What is needed:
Verbatim copy without images: return all of the data as it stands.

::: Information supplied

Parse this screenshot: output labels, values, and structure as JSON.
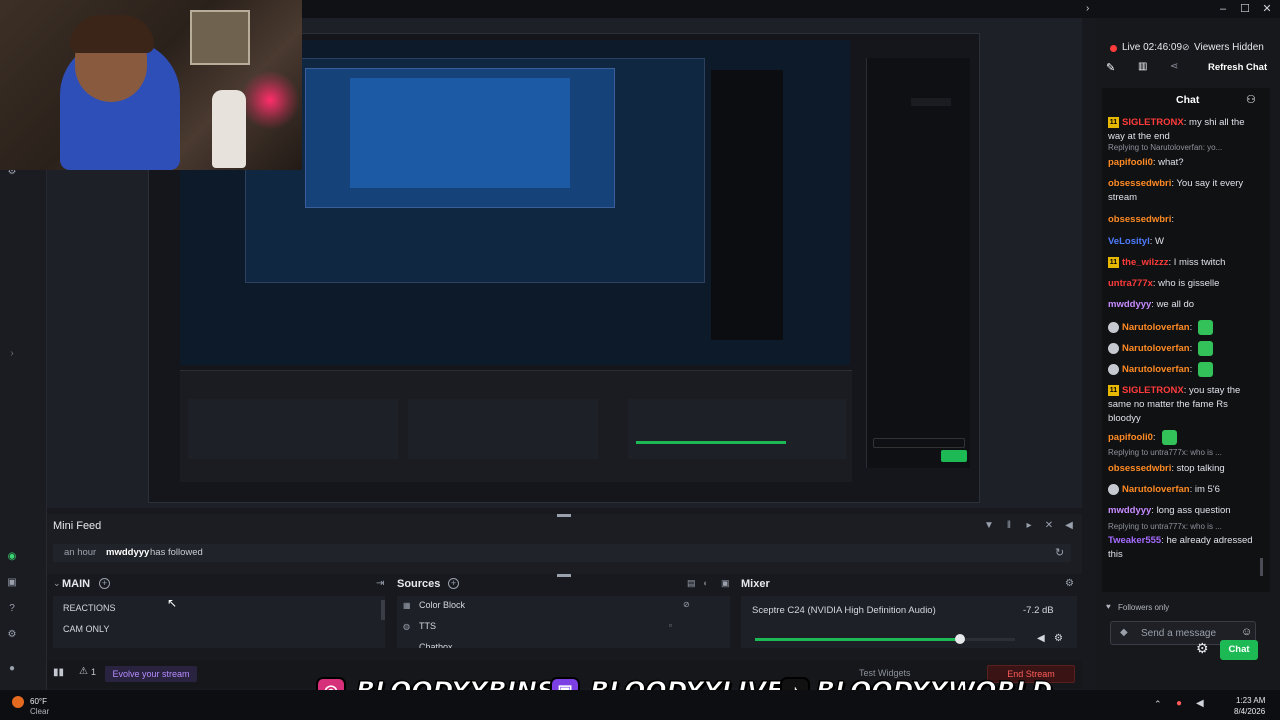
{
  "chat": {
    "live_time": "Live 02:46:09",
    "viewers": "Viewers Hidden",
    "refresh_label": "Refresh Chat",
    "title": "Chat",
    "followers_only": "Followers only",
    "input_placeholder": "Send a message",
    "send_label": "Chat",
    "messages": [
      {
        "user": "SIGLETRONX",
        "user_color": "#ff3b3b",
        "text": ": my shi all the way at the end",
        "badge": "sub"
      },
      {
        "reply": "Replying to Narutoloverfan: yo..."
      },
      {
        "user": "papifooli0",
        "user_color": "#ff8a24",
        "text": ": what?"
      },
      {
        "user": "obsessedwbri",
        "user_color": "#ff8a24",
        "text": ": You say it every stream"
      },
      {
        "user": "obsessedwbri",
        "user_color": "#ff8a24",
        "text": ":"
      },
      {
        "user": "VeLosityl",
        "user_color": "#4f7bff",
        "text": ": W"
      },
      {
        "user": "the_wilzzz",
        "user_color": "#ff3b3b",
        "text": ": I miss twitch",
        "badge": "sub"
      },
      {
        "user": "untra777x",
        "user_color": "#ff3b3b",
        "text": ": who is gisselle"
      },
      {
        "user": "mwddyyy",
        "user_color": "#c78cff",
        "text": ": we all do"
      },
      {
        "user": "Narutoloverfan",
        "user_color": "#ff8a24",
        "text": ":",
        "badge": "round",
        "emote": true
      },
      {
        "user": "Narutoloverfan",
        "user_color": "#ff8a24",
        "text": ":",
        "badge": "round",
        "emote": true
      },
      {
        "user": "Narutoloverfan",
        "user_color": "#ff8a24",
        "text": ":",
        "badge": "round",
        "emote": true
      },
      {
        "user": "SIGLETRONX",
        "user_color": "#ff3b3b",
        "text": ": you stay the same no matter the fame Rs bloodyy",
        "badge": "sub"
      },
      {
        "user": "papifooli0",
        "user_color": "#ff8a24",
        "text": ":",
        "emote": true
      },
      {
        "reply": "Replying to untra777x: who is ..."
      },
      {
        "user": "obsessedwbri",
        "user_color": "#ff8a24",
        "text": ": stop talking"
      },
      {
        "user": "Narutoloverfan",
        "user_color": "#ff8a24",
        "text": ": im 5'6",
        "badge": "round"
      },
      {
        "user": "mwddyyy",
        "user_color": "#c78cff",
        "text": ": long ass question"
      },
      {
        "reply": "Replying to untra777x: who is ..."
      },
      {
        "user": "Tweaker555",
        "user_color": "#a66bff",
        "text": ": he already adressed this"
      }
    ]
  },
  "minifeed": {
    "title": "Mini Feed",
    "time": "an hour",
    "user": "mwddyyy",
    "event": "has followed"
  },
  "scenes": {
    "title": "MAIN",
    "items": [
      "REACTIONS",
      "CAM ONLY"
    ]
  },
  "sources": {
    "title": "Sources",
    "items": [
      "Color Block",
      "TTS",
      "Chatbox"
    ]
  },
  "mixer": {
    "title": "Mixer",
    "device": "Sceptre C24 (NVIDIA High Definition Audio)",
    "level": "-7.2 dB",
    "volume_fraction": 0.79
  },
  "bottombar": {
    "evolve_label": "Evolve your stream",
    "alert_count": "1",
    "test_widgets": "Test Widgets",
    "end_stream": "End Stream"
  },
  "overlay": {
    "handle1": "BLOODYYBINS",
    "handle2": "BLOODYYLIVE",
    "handle3": "BLOODYYWORLD"
  },
  "taskbar": {
    "weather_temp": "60°F",
    "weather_cond": "Clear",
    "time": "1:23 AM",
    "date": "8/4/2026"
  },
  "colors": {
    "accent_green": "#1db954",
    "live_red": "#ff3b3b",
    "instagram": "#d6307a",
    "twitch": "#7b3fe4"
  }
}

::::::

Exercise result:
Parse this screenshot: output labels, values, and structure as JSON.
{
  "chat": {
    "live_time": "Live 02:46:09",
    "viewers": "Viewers Hidden",
    "refresh_label": "Refresh Chat",
    "title": "Chat",
    "followers_only": "Followers only",
    "input_placeholder": "Send a message",
    "send_label": "Chat",
    "messages": [
      {
        "user": "SIGLETRONX",
        "user_color": "#ff3b3b",
        "text": ": my shi all the way at the end",
        "badge": "sub"
      },
      {
        "reply": "Replying to Narutoloverfan: yo..."
      },
      {
        "user": "papifooli0",
        "user_color": "#ff8a24",
        "text": ": what?"
      },
      {
        "user": "obsessedwbri",
        "user_color": "#ff8a24",
        "text": ": You say it every stream"
      },
      {
        "user": "obsessedwbri",
        "user_color": "#ff8a24",
        "text": ":"
      },
      {
        "user": "VeLosityl",
        "user_color": "#4f7bff",
        "text": ": W"
      },
      {
        "user": "the_wilzzz",
        "user_color": "#ff3b3b",
        "text": ": I miss twitch",
        "badge": "sub"
      },
      {
        "user": "untra777x",
        "user_color": "#ff3b3b",
        "text": ": who is gisselle"
      },
      {
        "user": "mwddyyy",
        "user_color": "#c78cff",
        "text": ": we all do"
      },
      {
        "user": "Narutoloverfan",
        "user_color": "#ff8a24",
        "text": ":",
        "badge": "round",
        "emote": true
      },
      {
        "user": "Narutoloverfan",
        "user_color": "#ff8a24",
        "text": ":",
        "badge": "round",
        "emote": true
      },
      {
        "user": "Narutoloverfan",
        "user_color": "#ff8a24",
        "text": ":",
        "badge": "round",
        "emote": true
      },
      {
        "user": "SIGLETRONX",
        "user_color": "#ff3b3b",
        "text": ": you stay the same no matter the fame Rs bloodyy",
        "badge": "sub"
      },
      {
        "user": "papifooli0",
        "user_color": "#ff8a24",
        "text": ":",
        "emote": true
      },
      {
        "reply": "Replying to untra777x: who is ..."
      },
      {
        "user": "obsessedwbri",
        "user_color": "#ff8a24",
        "text": ": stop talking"
      },
      {
        "user": "Narutoloverfan",
        "user_color": "#ff8a24",
        "text": ": im 5'6",
        "badge": "round"
      },
      {
        "user": "mwddyyy",
        "user_color": "#c78cff",
        "text": ": long ass question"
      },
      {
        "reply": "Replying to untra777x: who is ..."
      },
      {
        "user": "Tweaker555",
        "user_color": "#a66bff",
        "text": ": he already adressed this"
      }
    ]
  },
  "minifeed": {
    "title": "Mini Feed",
    "time": "an hour",
    "user": "mwddyyy",
    "event": "has followed"
  },
  "scenes": {
    "title": "MAIN",
    "items": [
      "REACTIONS",
      "CAM ONLY"
    ]
  },
  "sources": {
    "title": "Sources",
    "items": [
      "Color Block",
      "TTS",
      "Chatbox"
    ]
  },
  "mixer": {
    "title": "Mixer",
    "device": "Sceptre C24 (NVIDIA High Definition Audio)",
    "level": "-7.2 dB",
    "volume_fraction": 0.79
  },
  "bottombar": {
    "evolve_label": "Evolve your stream",
    "alert_count": "1",
    "test_widgets": "Test Widgets",
    "end_stream": "End Stream"
  },
  "overlay": {
    "handle1": "BLOODYYBINS",
    "handle2": "BLOODYYLIVE",
    "handle3": "BLOODYYWORLD"
  },
  "taskbar": {
    "weather_temp": "60°F",
    "weather_cond": "Clear",
    "time": "1:23 AM",
    "date": "8/4/2026"
  },
  "colors": {
    "accent_green": "#1db954",
    "live_red": "#ff3b3b",
    "instagram": "#d6307a",
    "twitch": "#7b3fe4"
  }
}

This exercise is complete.